Work request :: Each entry needs to be reproduced verbatim.

Available data ::
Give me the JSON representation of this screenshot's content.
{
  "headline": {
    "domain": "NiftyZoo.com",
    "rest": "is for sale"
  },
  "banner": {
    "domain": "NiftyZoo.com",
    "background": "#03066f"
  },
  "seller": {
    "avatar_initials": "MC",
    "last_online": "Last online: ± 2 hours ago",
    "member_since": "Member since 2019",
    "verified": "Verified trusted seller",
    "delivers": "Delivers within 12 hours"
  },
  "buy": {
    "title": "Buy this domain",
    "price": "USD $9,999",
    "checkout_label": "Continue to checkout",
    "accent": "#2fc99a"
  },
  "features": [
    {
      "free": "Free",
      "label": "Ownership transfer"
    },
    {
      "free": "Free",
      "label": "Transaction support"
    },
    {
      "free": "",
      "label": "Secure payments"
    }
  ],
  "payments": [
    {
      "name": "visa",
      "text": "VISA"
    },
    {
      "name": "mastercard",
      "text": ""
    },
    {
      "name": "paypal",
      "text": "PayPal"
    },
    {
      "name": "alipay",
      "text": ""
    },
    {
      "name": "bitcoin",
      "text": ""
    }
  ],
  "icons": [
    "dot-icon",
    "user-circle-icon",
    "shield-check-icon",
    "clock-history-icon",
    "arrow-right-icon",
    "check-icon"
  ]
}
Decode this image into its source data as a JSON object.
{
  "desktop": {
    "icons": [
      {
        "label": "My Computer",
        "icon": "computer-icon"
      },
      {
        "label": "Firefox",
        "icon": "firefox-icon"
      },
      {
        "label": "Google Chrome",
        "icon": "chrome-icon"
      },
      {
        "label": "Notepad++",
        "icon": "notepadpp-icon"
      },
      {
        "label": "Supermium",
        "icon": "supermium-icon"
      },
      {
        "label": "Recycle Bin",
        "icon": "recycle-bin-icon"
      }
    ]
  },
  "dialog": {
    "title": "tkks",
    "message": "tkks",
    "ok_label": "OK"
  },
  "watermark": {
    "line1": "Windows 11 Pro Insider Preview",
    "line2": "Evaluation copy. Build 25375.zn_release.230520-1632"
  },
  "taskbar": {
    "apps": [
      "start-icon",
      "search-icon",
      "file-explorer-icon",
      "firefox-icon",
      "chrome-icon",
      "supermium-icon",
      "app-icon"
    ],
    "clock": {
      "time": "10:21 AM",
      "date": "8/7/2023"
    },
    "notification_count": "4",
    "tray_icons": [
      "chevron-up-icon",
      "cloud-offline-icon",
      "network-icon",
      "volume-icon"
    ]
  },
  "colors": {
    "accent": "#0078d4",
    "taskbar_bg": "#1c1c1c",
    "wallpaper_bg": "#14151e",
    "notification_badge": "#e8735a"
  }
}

Task output ::
Give me the JSON representation of this screenshot's content.
{
  "headline": {
    "domain": "NiftyZoo.com",
    "rest": "is for sale"
  },
  "banner": {
    "domain": "NiftyZoo.com",
    "background": "#03066f"
  },
  "seller": {
    "avatar_initials": "MC",
    "last_online": "Last online: ± 2 hours ago",
    "member_since": "Member since 2019",
    "verified": "Verified trusted seller",
    "delivers": "Delivers within 12 hours"
  },
  "buy": {
    "title": "Buy this domain",
    "price": "USD $9,999",
    "checkout_label": "Continue to checkout",
    "accent": "#2fc99a"
  },
  "features": [
    {
      "free": "Free",
      "label": "Ownership transfer"
    },
    {
      "free": "Free",
      "label": "Transaction support"
    },
    {
      "free": "",
      "label": "Secure payments"
    }
  ],
  "payments": [
    {
      "name": "visa",
      "text": "VISA"
    },
    {
      "name": "mastercard",
      "text": ""
    },
    {
      "name": "paypal",
      "text": "PayPal"
    },
    {
      "name": "alipay",
      "text": ""
    },
    {
      "name": "bitcoin",
      "text": ""
    }
  ],
  "icons": [
    "dot-icon",
    "user-circle-icon",
    "shield-check-icon",
    "clock-history-icon",
    "arrow-right-icon",
    "check-icon"
  ]
}
Decode this image into its source data as a JSON object.
{
  "desktop": {
    "icons": [
      {
        "label": "My Computer",
        "icon": "computer-icon"
      },
      {
        "label": "Firefox",
        "icon": "firefox-icon"
      },
      {
        "label": "Google Chrome",
        "icon": "chrome-icon"
      },
      {
        "label": "Notepad++",
        "icon": "notepadpp-icon"
      },
      {
        "label": "Supermium",
        "icon": "supermium-icon"
      },
      {
        "label": "Recycle Bin",
        "icon": "recycle-bin-icon"
      }
    ]
  },
  "dialog": {
    "title": "tkks",
    "message": "tkks",
    "ok_label": "OK"
  },
  "watermark": {
    "line1": "Windows 11 Pro Insider Preview",
    "line2": "Evaluation copy. Build 25375.zn_release.230520-1632"
  },
  "taskbar": {
    "apps": [
      "start-icon",
      "search-icon",
      "file-explorer-icon",
      "firefox-icon",
      "chrome-icon",
      "supermium-icon",
      "app-icon"
    ],
    "clock": {
      "time": "10:21 AM",
      "date": "8/7/2023"
    },
    "notification_count": "4",
    "tray_icons": [
      "chevron-up-icon",
      "cloud-offline-icon",
      "network-icon",
      "volume-icon"
    ]
  },
  "colors": {
    "accent": "#0078d4",
    "taskbar_bg": "#1c1c1c",
    "wallpaper_bg": "#14151e",
    "notification_badge": "#e8735a"
  }
}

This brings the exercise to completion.